#### RECORDS PROVIDED ####

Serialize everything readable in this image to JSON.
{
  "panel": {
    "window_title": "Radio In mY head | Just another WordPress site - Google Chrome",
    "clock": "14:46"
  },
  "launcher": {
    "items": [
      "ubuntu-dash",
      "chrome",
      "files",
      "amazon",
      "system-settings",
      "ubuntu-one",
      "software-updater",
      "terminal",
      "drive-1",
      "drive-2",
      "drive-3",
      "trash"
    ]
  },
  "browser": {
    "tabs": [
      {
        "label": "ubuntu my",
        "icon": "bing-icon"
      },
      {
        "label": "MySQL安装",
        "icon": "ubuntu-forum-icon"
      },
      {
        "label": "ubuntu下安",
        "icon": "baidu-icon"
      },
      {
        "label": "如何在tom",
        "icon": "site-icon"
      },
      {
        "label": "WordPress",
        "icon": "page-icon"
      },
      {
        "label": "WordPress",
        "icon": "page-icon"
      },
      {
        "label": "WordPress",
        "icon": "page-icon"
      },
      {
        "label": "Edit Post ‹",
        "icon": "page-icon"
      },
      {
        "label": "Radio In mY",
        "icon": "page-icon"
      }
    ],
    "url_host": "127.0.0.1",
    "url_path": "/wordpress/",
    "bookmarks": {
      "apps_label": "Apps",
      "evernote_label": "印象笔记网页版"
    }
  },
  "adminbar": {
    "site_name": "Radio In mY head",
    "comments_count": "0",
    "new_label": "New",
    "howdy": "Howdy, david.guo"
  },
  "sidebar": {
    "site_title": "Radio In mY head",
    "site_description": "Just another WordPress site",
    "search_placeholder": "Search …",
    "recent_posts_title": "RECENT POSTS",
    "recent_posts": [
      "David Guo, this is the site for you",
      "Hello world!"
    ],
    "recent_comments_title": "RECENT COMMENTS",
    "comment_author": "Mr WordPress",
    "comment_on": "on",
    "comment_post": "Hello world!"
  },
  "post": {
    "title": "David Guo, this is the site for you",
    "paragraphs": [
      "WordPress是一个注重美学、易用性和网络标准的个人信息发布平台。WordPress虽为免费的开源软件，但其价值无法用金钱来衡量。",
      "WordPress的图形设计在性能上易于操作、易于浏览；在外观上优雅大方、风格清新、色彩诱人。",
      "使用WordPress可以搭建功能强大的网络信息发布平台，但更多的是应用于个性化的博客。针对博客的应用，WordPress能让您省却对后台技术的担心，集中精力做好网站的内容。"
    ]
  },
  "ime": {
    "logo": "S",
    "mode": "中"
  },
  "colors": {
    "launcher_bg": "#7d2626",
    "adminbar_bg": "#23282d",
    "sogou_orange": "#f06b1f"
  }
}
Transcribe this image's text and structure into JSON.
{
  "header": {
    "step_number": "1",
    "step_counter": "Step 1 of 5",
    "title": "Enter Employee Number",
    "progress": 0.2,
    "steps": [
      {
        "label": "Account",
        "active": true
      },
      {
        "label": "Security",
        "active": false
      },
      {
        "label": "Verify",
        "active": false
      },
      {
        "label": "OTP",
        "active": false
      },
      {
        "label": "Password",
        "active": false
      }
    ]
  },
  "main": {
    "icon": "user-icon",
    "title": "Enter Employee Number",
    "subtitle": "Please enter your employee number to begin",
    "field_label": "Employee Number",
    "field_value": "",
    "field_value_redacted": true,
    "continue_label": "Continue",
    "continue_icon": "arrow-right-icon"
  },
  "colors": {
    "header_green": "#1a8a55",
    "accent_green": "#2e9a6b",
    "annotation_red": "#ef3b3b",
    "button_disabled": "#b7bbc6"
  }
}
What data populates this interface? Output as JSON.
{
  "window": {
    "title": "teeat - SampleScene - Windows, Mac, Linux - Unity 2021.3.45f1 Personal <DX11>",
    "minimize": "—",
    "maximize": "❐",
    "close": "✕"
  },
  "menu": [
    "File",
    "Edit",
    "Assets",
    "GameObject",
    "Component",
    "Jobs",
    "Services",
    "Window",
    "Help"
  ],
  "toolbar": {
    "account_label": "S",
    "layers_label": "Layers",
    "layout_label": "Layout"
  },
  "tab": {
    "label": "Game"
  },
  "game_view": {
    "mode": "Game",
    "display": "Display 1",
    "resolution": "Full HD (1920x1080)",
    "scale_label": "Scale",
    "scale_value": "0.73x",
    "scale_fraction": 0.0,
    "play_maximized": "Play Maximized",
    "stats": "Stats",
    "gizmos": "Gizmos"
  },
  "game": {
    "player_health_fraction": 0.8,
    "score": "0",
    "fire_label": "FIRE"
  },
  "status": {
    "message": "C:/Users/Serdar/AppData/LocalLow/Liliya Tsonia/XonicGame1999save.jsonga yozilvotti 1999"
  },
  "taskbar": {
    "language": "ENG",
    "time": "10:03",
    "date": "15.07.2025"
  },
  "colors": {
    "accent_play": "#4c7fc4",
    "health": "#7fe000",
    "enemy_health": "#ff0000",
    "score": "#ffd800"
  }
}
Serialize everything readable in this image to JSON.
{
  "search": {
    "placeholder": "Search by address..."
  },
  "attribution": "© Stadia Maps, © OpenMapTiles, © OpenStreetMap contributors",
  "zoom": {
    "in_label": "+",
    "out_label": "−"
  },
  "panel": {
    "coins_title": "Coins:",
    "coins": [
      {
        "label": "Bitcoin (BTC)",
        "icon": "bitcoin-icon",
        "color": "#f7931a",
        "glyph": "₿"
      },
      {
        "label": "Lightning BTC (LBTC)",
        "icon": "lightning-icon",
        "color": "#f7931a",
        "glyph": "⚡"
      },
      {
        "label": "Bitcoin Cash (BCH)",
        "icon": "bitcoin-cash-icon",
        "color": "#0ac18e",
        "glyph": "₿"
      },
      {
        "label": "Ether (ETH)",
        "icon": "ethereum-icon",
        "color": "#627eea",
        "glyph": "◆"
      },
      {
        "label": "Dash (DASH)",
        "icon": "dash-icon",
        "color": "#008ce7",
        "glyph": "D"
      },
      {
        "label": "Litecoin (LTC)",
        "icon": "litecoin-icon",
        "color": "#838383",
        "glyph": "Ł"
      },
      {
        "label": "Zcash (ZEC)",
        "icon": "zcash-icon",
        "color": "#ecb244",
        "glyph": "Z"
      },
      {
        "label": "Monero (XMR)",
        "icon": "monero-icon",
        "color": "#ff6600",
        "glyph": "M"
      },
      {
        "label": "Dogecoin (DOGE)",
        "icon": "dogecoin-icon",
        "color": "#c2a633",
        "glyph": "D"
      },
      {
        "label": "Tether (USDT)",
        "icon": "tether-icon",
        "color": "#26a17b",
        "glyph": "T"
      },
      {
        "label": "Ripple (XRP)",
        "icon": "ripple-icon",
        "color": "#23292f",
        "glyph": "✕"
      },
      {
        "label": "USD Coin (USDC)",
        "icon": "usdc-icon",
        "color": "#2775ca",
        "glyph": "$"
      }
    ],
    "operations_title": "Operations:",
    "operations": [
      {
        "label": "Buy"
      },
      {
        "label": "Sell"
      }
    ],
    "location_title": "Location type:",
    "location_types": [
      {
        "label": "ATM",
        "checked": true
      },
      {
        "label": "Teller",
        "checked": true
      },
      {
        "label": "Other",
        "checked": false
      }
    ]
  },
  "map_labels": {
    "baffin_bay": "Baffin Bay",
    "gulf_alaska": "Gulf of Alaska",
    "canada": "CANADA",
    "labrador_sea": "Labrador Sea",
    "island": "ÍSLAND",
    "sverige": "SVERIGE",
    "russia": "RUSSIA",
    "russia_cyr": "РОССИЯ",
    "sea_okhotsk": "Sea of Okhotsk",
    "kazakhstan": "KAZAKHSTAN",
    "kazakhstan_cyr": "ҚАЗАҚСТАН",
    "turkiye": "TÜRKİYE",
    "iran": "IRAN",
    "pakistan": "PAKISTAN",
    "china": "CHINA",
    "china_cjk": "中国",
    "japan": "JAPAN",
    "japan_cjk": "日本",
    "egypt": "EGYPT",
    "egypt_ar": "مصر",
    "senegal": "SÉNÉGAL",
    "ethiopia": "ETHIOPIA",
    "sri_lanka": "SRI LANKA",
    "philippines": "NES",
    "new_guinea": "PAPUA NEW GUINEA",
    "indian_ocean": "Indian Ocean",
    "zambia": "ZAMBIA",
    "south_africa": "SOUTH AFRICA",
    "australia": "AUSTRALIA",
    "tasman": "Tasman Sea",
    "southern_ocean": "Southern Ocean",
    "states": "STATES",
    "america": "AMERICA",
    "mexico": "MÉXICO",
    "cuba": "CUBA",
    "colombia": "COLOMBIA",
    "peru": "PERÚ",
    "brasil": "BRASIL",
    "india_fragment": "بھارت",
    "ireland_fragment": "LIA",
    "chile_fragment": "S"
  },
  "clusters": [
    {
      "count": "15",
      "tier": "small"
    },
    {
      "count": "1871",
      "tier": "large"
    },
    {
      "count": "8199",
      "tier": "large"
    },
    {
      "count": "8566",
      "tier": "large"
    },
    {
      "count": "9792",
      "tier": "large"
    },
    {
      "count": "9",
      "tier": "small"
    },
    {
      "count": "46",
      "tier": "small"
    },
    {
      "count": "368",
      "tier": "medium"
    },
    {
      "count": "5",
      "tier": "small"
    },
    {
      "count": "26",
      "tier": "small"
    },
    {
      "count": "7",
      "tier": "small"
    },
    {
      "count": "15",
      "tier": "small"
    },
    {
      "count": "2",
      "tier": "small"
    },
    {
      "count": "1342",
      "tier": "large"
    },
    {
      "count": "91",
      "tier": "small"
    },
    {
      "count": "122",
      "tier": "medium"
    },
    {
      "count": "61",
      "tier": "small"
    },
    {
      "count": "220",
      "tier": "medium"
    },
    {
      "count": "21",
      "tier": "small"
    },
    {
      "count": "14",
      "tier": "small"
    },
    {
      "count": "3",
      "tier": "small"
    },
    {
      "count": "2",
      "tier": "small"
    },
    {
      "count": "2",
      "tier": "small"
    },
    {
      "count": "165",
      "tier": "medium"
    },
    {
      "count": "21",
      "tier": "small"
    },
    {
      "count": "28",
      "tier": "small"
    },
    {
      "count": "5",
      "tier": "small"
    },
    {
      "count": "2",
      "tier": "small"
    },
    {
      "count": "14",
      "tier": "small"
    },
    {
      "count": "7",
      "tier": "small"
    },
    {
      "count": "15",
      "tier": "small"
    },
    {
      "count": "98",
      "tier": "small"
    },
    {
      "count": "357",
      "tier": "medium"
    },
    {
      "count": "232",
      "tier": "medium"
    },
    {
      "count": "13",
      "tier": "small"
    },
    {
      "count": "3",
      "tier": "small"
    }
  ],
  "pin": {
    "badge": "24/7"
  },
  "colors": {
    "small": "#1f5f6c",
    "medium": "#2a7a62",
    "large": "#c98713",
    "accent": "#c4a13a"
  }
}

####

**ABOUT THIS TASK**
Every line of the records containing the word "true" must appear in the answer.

**ANSWER TO THIS EXERCISE**
        "active": true
    "field_value_redacted": true,
        "checked": true
        "checked": true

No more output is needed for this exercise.